US Climber Passes On Everest, fourth Demise This Season
A US mountain dweller has kicked the bucket on Everest in the fourth casualty on the world’s most elevated top this getting over season.
Jonathan Sugarman, 69, was on an acclimatization revolution at around 6,400 meters (21,000 feet) when he kicked the bucket on Monday, his endeavor coordinator said.
“He was feeling unwell and died at Camp 2. Endeavors are in progress to bring (back) his body,” Pasang Tshering Sherpa of Beyul Experience told AFP.
“We are attempting to send a helicopter yet it is snowing and the weather conditions isn’t good,” he said.
Beyul Experience is a nearby accomplice of US-based campaign coordinator Worldwide Mountain Guides, which affirmed “with profound distress” Sugarman’s demise.
“We can affirm that this occasion was not the consequence of a getting over mishap or course condition that would be of possible effect or security worry to some other groups on the mountain,” IMG boss Eric Simonson said in an explanation on the organization’s site.
Last year, Sugarman arrived at Camp 3 on Everest prior to leaving a trip.
The current year’s spring climbing season on Everest had a sad beginning last month with the passing of three Nepali climbers.
The threesome were crossing the misleading Khumbu icefall as a component of a stockpile mission when a block of frigid ice fell and cleared them into a profound chasm.
Nepali aides – – typically ethnic Sherpas from neighboring valleys – – are fundamental for the multimillion-dollar industry, bearing tremendous dangers to get ready climbing courses and convey food and hardware.
Nepal has given 466 licenses to unfamiliar climbers, and since most will require an aide, in excess of 900 individuals will attempt to highest point this season, which runs until early June.
This could bring about weighty traffic and bottlenecks on the way to the highest point, particularly in the event that there is a more limited climbing window in light of negative climate.
Overall, around five climbers kick the bucket consistently on the world’s most elevated top.
In any case, in 2019, 11 individuals kicked the bucket, with four of the passings accused on congestion.
It is conceivable that environmental change is worsening the dangers, with climbers announcing broadening precipices, running water on beforehand cold slants and more chilly lake development.
Nepal is home to eight of the world’s 10 most elevated pinnacles and invites many globe-trotters each spring, when temperatures are warm and winds are normally quiet.
In excess of 600 climbers are expecting to culmination other Himalayan mountains this season.

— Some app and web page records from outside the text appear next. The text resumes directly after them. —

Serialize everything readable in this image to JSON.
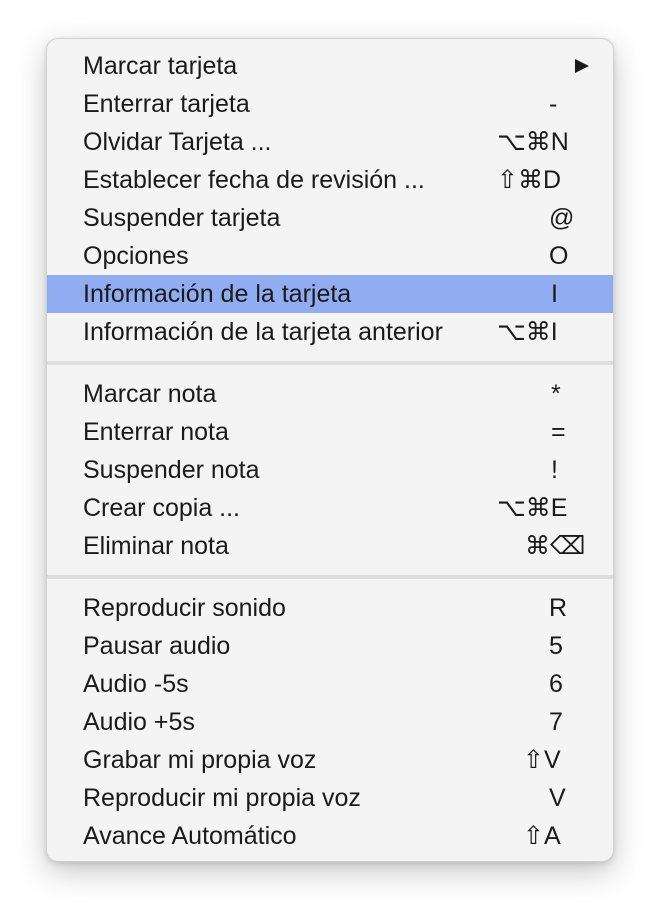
{
  "menu": {
    "items": [
      {
        "label": "Marcar tarjeta",
        "shortcut": "",
        "submenu": true
      },
      {
        "label": "Enterrar tarjeta",
        "shortcut": "-"
      },
      {
        "label": "Olvidar Tarjeta ...",
        "shortcut": "⌥⌘N"
      },
      {
        "label": "Establecer fecha de revisión ...",
        "shortcut": "⇧⌘D"
      },
      {
        "label": "Suspender tarjeta",
        "shortcut": "@"
      },
      {
        "label": "Opciones",
        "shortcut": "O"
      },
      {
        "label": "Información de la tarjeta",
        "shortcut": "I",
        "highlighted": true
      },
      {
        "label": "Información de la tarjeta anterior",
        "shortcut": "⌥⌘I"
      },
      {
        "label": "Marcar nota",
        "shortcut": "*"
      },
      {
        "label": "Enterrar nota",
        "shortcut": "="
      },
      {
        "label": "Suspender nota",
        "shortcut": "!"
      },
      {
        "label": "Crear copia ...",
        "shortcut": "⌥⌘E"
      },
      {
        "label": "Eliminar nota",
        "shortcut": "⌘⌫"
      },
      {
        "label": "Reproducir sonido",
        "shortcut": "R"
      },
      {
        "label": "Pausar audio",
        "shortcut": "5"
      },
      {
        "label": "Audio -5s",
        "shortcut": "6"
      },
      {
        "label": "Audio +5s",
        "shortcut": "7"
      },
      {
        "label": "Grabar mi propia voz",
        "shortcut": "⇧V"
      },
      {
        "label": "Reproducir mi propia voz",
        "shortcut": "V"
      },
      {
        "label": "Avance Automático",
        "shortcut": "⇧A"
      }
    ]
  },
  "colors": {
    "menu_bg": "#f4f4f4",
    "highlight": "#8fadf0",
    "separator": "#dedede",
    "text": "#1a1a1a"
  }
}
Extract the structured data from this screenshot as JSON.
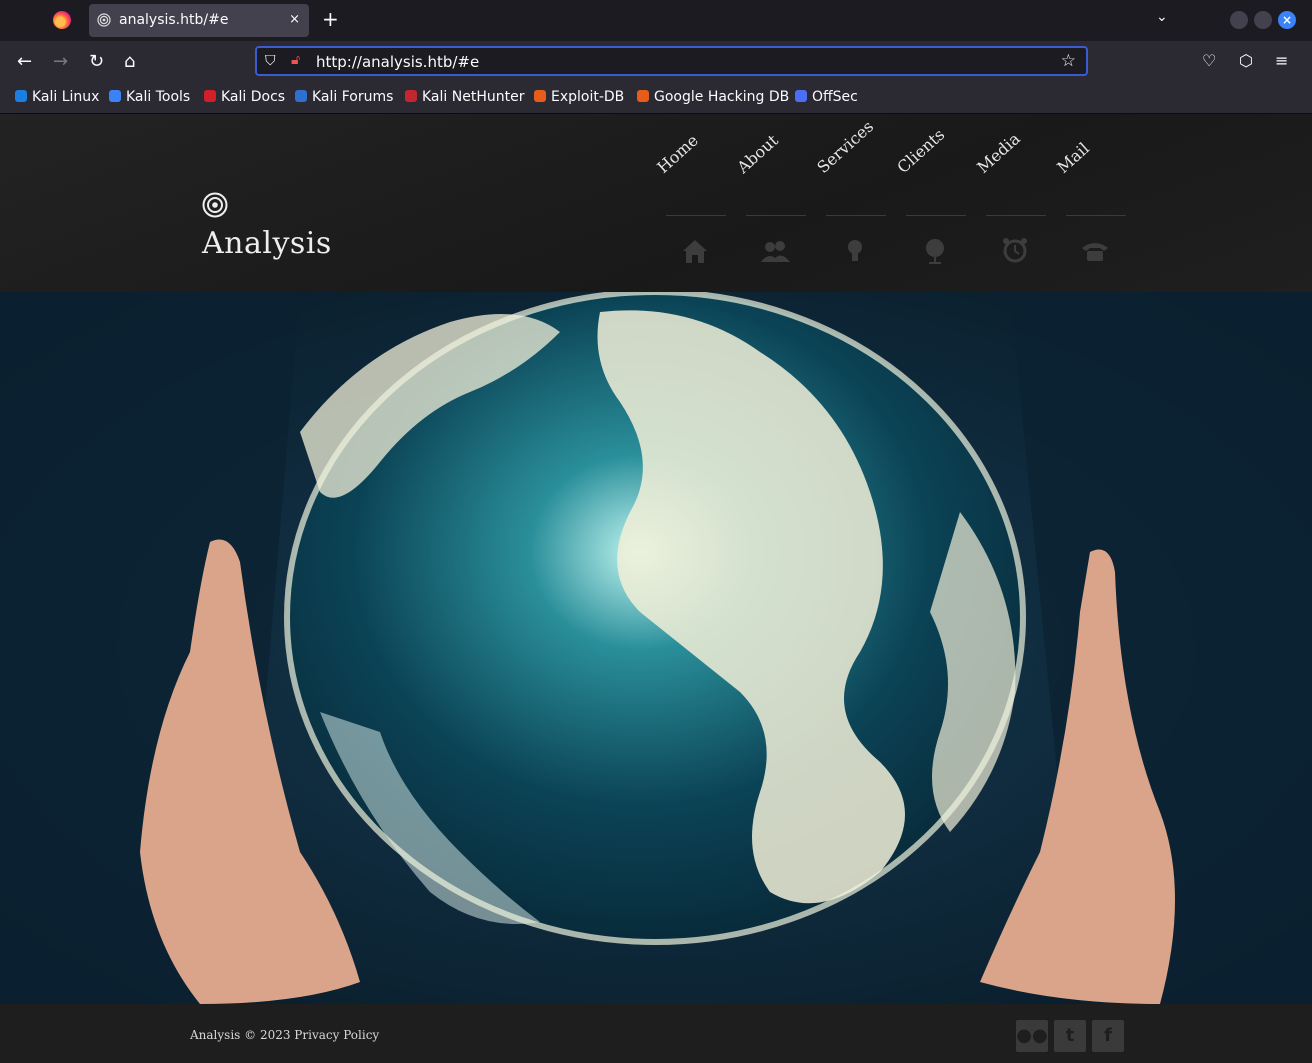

Last month Northern Irish climber Noel Hanna, 56, kicked the bucket on Annapurna, the world’s tenth most elevated mountain, which has a significantly higher demise rate than Everest.
The 56-year-old explorer was returning after a fruitful highest point of the 8,091-meter (26,545-foot) top when he passed on at Camp 4.
After a day, record-holding Indian climber Baljeet Kaur, 28, and countryman Arjun Vajpai, 30, were both saved from Annapurna following a pursuit enduring hours.
Afterward, a third Indian climber, Anurag Maloo, 34, was safeguarded alive subsequent to falling 300 meters (985 feet) into a chasm.